What to do. Write out the records once more, exactly as given.

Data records

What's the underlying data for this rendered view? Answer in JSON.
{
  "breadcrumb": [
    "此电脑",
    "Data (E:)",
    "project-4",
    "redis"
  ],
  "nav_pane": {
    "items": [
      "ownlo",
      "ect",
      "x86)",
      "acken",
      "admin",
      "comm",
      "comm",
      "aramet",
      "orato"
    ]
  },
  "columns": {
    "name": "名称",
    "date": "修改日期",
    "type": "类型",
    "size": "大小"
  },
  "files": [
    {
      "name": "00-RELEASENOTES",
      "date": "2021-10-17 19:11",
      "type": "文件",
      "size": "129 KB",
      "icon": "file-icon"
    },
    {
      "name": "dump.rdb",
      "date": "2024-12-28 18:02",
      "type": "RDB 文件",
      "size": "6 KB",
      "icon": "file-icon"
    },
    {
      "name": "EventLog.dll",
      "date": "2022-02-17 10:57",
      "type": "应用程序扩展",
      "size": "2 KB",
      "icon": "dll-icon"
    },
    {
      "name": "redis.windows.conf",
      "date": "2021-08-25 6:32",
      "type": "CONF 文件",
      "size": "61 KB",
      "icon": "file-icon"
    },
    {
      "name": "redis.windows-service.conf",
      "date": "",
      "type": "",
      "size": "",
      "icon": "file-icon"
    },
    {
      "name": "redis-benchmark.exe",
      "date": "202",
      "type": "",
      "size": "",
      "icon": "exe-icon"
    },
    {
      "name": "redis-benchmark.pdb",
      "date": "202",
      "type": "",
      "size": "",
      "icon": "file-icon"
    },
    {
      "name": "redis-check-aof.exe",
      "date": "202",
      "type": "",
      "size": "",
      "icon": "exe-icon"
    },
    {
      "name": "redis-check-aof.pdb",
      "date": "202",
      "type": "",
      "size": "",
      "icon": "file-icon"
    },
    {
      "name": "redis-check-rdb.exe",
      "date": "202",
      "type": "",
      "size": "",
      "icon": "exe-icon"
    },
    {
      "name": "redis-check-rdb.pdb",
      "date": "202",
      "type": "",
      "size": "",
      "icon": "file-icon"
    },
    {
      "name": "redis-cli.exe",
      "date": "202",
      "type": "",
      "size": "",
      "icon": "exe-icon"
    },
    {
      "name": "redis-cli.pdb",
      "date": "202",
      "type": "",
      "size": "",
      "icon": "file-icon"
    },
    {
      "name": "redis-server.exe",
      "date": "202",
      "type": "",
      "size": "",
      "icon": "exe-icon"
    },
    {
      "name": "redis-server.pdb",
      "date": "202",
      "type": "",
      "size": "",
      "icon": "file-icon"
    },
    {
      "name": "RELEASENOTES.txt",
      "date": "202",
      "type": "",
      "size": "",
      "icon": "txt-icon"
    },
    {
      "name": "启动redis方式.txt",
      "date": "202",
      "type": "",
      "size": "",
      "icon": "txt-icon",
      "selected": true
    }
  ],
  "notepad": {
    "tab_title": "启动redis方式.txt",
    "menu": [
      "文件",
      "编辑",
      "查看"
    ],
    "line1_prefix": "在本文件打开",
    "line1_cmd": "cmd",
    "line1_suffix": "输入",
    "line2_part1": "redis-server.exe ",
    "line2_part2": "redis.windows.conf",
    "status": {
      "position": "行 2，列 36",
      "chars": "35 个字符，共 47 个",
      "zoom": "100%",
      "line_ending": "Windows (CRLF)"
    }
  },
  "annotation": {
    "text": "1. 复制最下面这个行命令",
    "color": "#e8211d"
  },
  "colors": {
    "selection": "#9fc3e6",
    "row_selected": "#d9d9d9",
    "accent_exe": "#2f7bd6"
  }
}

Your response.
What's the underlying data for this rendered view? Answer in JSON.
{
  "breadcrumb": [
    "此电脑",
    "Data (E:)",
    "project-4",
    "redis"
  ],
  "nav_pane": {
    "items": [
      "ownlo",
      "ect",
      "x86)",
      "acken",
      "admin",
      "comm",
      "comm",
      "aramet",
      "orato"
    ]
  },
  "columns": {
    "name": "名称",
    "date": "修改日期",
    "type": "类型",
    "size": "大小"
  },
  "files": [
    {
      "name": "00-RELEASENOTES",
      "date": "2021-10-17 19:11",
      "type": "文件",
      "size": "129 KB",
      "icon": "file-icon"
    },
    {
      "name": "dump.rdb",
      "date": "2024-12-28 18:02",
      "type": "RDB 文件",
      "size": "6 KB",
      "icon": "file-icon"
    },
    {
      "name": "EventLog.dll",
      "date": "2022-02-17 10:57",
      "type": "应用程序扩展",
      "size": "2 KB",
      "icon": "dll-icon"
    },
    {
      "name": "redis.windows.conf",
      "date": "2021-08-25 6:32",
      "type": "CONF 文件",
      "size": "61 KB",
      "icon": "file-icon"
    },
    {
      "name": "redis.windows-service.conf",
      "date": "",
      "type": "",
      "size": "",
      "icon": "file-icon"
    },
    {
      "name": "redis-benchmark.exe",
      "date": "202",
      "type": "",
      "size": "",
      "icon": "exe-icon"
    },
    {
      "name": "redis-benchmark.pdb",
      "date": "202",
      "type": "",
      "size": "",
      "icon": "file-icon"
    },
    {
      "name": "redis-check-aof.exe",
      "date": "202",
      "type": "",
      "size": "",
      "icon": "exe-icon"
    },
    {
      "name": "redis-check-aof.pdb",
      "date": "202",
      "type": "",
      "size": "",
      "icon": "file-icon"
    },
    {
      "name": "redis-check-rdb.exe",
      "date": "202",
      "type": "",
      "size": "",
      "icon": "exe-icon"
    },
    {
      "name": "redis-check-rdb.pdb",
      "date": "202",
      "type": "",
      "size": "",
      "icon": "file-icon"
    },
    {
      "name": "redis-cli.exe",
      "date": "202",
      "type": "",
      "size": "",
      "icon": "exe-icon"
    },
    {
      "name": "redis-cli.pdb",
      "date": "202",
      "type": "",
      "size": "",
      "icon": "file-icon"
    },
    {
      "name": "redis-server.exe",
      "date": "202",
      "type": "",
      "size": "",
      "icon": "exe-icon"
    },
    {
      "name": "redis-server.pdb",
      "date": "202",
      "type": "",
      "size": "",
      "icon": "file-icon"
    },
    {
      "name": "RELEASENOTES.txt",
      "date": "202",
      "type": "",
      "size": "",
      "icon": "txt-icon"
    },
    {
      "name": "启动redis方式.txt",
      "date": "202",
      "type": "",
      "size": "",
      "icon": "txt-icon",
      "selected": true
    }
  ],
  "notepad": {
    "tab_title": "启动redis方式.txt",
    "menu": [
      "文件",
      "编辑",
      "查看"
    ],
    "line1_prefix": "在本文件打开",
    "line1_cmd": "cmd",
    "line1_suffix": "输入",
    "line2_part1": "redis-server.exe ",
    "line2_part2": "redis.windows.conf",
    "status": {
      "position": "行 2，列 36",
      "chars": "35 个字符，共 47 个",
      "zoom": "100%",
      "line_ending": "Windows (CRLF)"
    }
  },
  "annotation": {
    "text": "1. 复制最下面这个行命令",
    "color": "#e8211d"
  },
  "colors": {
    "selection": "#9fc3e6",
    "row_selected": "#d9d9d9",
    "accent_exe": "#2f7bd6"
  }
}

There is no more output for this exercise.